Herbs are one of the most popular types of plants to grow indoors. They are relatively easy to care for, and they provide a constant supply of fresh herbs for cooking.
Many people assume that herbs need full sun in order to thrive, but this is not always the case. In fact, some herbs actually prefer partial or filtered sunlight. For example, mint, basil, and cilantro will all do well in an east-facing window.
If you are unsure about how much sun your particular type of herb needs, it is best to err on the side of caution and give it a little less sun than it needs. too much sun can cause the leaves to scorch, which will damage the plant and make it difficult to produce new growth.
Quick Tips for Growing Herbs Indoors
In general, fertilize herbs with a low dose of water-soluble fertilizer which promotes leaf growth (not blooms) about every two weeks.
You can also feed your herbs by adding one tablespoon of fish emulsion to a gallon of water and using this every time you water. Rosemary, thyme, and basil benefit from a spoonful of crushed eggshells added to the soil.
If whiteflies, aphids or other pests become a problem, you can spray the plants once a week with a soapy solution made from 1-2 tablespoons of a mild soap dishwashing soap to one gallon of warm water.
If the plants begin to discolor, decrease the amount of soap used in the solution, or discontinue use. Make sure to wash the leaves off before using them.
Can You Grow Herbs All Year Round Indoors?
For many people, the appeal of indoor gardening is the ability to grow plants year-round, regardless of the outdoor temperature. While some plants are better suited for indoor growth than others, there are a few tricks that can help you successfully grow herbs indoors all year round.
One of the most important things to remember is that herbs need plenty of sunlight. If possible, place your indoor herb garden near a south-facing window.

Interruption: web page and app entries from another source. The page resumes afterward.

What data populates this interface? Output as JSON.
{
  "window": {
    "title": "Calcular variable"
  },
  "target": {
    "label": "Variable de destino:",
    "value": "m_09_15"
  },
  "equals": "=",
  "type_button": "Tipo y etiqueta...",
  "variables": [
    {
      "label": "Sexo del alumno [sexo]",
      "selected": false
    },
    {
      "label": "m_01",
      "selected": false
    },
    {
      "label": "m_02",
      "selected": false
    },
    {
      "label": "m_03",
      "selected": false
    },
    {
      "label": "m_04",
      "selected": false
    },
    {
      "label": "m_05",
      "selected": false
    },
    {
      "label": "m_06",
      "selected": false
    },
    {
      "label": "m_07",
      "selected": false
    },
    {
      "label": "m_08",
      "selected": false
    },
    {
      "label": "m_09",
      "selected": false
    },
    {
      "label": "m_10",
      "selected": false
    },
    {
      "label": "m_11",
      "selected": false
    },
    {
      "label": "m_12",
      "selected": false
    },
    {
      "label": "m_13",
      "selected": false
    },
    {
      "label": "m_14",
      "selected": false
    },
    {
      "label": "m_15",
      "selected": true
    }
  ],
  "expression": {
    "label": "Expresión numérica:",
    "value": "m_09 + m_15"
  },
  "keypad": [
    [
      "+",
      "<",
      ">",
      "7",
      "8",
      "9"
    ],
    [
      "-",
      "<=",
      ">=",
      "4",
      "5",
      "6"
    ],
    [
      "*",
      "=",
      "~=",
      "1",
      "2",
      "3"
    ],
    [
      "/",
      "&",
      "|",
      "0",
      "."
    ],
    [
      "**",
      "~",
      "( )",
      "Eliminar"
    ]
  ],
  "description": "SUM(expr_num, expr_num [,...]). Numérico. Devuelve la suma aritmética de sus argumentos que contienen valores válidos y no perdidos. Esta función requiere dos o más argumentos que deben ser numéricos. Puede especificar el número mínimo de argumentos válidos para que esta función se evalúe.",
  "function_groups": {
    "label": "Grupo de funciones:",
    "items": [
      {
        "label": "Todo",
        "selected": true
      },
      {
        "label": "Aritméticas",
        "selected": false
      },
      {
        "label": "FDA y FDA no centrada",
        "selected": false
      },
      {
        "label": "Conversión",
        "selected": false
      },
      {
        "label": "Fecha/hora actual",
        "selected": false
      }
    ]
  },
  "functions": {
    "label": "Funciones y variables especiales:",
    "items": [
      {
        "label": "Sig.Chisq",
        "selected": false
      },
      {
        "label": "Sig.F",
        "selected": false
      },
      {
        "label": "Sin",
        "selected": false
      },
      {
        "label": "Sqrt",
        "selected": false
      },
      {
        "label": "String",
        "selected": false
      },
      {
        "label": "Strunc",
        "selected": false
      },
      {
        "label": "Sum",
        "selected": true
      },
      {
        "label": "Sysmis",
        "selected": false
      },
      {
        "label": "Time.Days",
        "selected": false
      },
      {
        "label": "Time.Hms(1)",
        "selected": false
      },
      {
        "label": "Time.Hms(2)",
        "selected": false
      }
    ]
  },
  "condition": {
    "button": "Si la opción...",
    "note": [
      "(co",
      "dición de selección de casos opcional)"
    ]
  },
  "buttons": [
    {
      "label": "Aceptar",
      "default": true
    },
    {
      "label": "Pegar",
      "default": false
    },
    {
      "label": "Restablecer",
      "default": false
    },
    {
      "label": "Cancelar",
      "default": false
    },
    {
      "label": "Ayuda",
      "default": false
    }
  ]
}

Supplementing natural light with grow lights is also beneficial. Herbs also need good air circulation to prevent mold and mildew from developing. Keep this in mind when choosing a location for your herb garden, and consider adding a fan to circulate the air if necessary.
Finally, don’t forget to water your herbs regularly. Indoor plants often dry out more quickly than outdoor plants, so be sure to check the soil regularly to make sure it’s not too dry. With a little care and attention, you can enjoy fresh herbs indoors all year long.

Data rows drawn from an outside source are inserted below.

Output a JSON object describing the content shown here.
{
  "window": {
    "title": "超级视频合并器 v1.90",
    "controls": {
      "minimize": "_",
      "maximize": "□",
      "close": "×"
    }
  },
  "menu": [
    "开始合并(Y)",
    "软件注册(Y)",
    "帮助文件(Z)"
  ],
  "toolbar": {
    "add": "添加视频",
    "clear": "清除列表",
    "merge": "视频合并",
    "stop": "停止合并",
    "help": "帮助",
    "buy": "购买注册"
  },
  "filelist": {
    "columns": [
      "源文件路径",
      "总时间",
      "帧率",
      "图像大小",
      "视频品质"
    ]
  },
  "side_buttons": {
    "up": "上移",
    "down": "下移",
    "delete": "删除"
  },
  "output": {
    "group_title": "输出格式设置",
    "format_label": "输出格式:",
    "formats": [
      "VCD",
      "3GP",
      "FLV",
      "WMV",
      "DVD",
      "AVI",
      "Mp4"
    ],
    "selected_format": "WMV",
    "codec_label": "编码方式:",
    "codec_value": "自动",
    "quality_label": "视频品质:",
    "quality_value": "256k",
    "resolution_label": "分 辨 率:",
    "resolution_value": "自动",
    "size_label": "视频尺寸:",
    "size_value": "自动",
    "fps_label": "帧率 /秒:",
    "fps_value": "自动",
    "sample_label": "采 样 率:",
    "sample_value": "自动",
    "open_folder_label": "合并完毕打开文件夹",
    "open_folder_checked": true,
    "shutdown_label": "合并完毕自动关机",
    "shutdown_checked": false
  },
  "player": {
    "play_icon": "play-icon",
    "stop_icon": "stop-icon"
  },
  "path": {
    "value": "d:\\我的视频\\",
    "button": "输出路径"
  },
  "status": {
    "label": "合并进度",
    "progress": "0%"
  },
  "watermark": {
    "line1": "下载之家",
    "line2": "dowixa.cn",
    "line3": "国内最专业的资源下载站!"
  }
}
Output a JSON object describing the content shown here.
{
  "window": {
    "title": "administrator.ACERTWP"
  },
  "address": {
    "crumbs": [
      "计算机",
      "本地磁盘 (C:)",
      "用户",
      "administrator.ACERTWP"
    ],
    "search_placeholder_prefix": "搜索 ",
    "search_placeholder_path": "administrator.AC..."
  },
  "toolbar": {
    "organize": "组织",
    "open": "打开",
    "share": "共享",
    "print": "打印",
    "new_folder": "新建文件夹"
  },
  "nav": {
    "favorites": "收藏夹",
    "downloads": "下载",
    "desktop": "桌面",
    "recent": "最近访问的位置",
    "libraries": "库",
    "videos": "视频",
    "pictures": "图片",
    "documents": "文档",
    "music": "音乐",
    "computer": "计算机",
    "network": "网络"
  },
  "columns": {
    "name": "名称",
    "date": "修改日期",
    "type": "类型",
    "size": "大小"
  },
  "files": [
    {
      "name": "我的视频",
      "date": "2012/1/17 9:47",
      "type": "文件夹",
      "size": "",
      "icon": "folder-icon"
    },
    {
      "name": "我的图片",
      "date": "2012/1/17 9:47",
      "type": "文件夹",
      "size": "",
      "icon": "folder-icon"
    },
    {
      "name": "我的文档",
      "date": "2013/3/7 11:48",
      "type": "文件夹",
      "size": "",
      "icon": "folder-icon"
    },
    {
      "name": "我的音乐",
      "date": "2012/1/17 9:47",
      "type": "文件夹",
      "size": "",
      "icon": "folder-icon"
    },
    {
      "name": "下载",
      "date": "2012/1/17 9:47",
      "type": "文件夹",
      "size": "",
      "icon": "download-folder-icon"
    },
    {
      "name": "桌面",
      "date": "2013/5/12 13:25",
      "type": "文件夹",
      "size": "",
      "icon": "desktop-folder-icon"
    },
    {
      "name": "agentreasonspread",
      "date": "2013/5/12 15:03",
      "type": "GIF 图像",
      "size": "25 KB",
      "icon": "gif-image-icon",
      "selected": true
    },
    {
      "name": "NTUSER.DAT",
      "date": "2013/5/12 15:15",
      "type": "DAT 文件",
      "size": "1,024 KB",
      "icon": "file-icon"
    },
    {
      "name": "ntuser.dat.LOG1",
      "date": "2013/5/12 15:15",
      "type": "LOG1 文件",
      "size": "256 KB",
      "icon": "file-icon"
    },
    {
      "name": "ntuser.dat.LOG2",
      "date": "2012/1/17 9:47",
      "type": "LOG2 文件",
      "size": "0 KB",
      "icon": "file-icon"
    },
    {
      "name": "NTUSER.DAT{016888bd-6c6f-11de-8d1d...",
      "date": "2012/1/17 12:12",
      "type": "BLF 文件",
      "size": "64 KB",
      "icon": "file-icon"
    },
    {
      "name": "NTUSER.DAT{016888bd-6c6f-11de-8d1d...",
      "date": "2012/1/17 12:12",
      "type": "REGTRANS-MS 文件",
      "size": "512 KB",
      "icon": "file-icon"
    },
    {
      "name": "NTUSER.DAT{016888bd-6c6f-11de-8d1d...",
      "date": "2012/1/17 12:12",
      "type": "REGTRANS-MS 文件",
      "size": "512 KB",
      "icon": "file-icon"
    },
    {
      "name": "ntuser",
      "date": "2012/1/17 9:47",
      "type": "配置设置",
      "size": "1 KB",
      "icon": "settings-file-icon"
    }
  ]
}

If you’re looking for a little greenery to spruce up your indoors, consider adding some herbs to the mix. Not only will they add color and life to your home, but they’ll also make your cooking that much more delicious.
Herbs are easy to grow indoors, so there’s no excuse not to give them a try! Do you grow herbs indoors? Do you have any tips you wanna share?
updated 07/26/2022 by Rebekah Pierce
A city girl learning to homestead on an acre of land in the country. Wife and homeschooling mother of four. Enjoying life, and everything that has to do with self sufficient living.
4 thoughts on “21 Herbs That Grow Really Well Indoors”
Love the post but would like to pin it for later unable to because no picture to relate to it. Please post a picture for pinterest. Thanks so much. 🙂
Excelent, thank you! My pots are waiting.
Jane in Alaska
Great post! I am getting into my first foray into gardening, and I am so scared and excited! I think herbs on my front windowsill will be my solution to the lack of sun in my yards. Thanks!
I’m glad you posted this as my herb garden wasn’t quite all that I wanted it to be last year. They just did not tolerate this red clay very well….and I even added vermiculite! So….several of these I’m growing indoors this year. I’ve never had a green thumb for houseplants, but I’ve also never really put the effort into them honestly so I’m hoping it works out. I’ll let you know 🙂 Thanks so much for sharing! :)–S